◆ **Problem description**
Wherever "label" appears in a line of the listing, that line should be returned.
········
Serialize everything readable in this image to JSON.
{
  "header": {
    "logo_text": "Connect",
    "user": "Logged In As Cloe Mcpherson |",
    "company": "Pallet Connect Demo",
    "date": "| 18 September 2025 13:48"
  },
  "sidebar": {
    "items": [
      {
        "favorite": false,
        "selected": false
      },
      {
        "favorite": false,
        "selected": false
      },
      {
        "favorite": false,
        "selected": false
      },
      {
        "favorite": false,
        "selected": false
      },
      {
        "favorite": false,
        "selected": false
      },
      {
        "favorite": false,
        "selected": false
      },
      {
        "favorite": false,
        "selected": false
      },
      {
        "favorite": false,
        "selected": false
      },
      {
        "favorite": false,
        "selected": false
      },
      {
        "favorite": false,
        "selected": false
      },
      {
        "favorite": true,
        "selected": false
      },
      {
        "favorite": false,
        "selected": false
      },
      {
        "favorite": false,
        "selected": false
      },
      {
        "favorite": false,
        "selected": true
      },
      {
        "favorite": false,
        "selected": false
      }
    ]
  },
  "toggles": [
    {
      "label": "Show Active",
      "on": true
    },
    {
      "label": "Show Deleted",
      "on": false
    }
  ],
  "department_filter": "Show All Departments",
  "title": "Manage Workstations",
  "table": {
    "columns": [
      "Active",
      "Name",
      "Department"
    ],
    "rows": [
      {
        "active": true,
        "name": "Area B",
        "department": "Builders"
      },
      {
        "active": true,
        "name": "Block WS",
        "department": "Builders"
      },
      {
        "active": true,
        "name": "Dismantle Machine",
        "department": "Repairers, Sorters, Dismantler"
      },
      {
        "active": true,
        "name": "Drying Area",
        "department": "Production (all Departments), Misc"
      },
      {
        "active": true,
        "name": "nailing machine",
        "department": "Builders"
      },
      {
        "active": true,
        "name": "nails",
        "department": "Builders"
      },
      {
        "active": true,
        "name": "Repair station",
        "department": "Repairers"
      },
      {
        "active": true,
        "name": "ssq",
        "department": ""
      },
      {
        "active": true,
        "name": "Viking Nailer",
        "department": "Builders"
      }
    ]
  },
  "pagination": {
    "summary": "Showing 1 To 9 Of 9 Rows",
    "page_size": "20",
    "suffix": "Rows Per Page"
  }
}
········
◆ **Response for this exercise**
      "label": "Show Active",
      "label": "Show Deleted",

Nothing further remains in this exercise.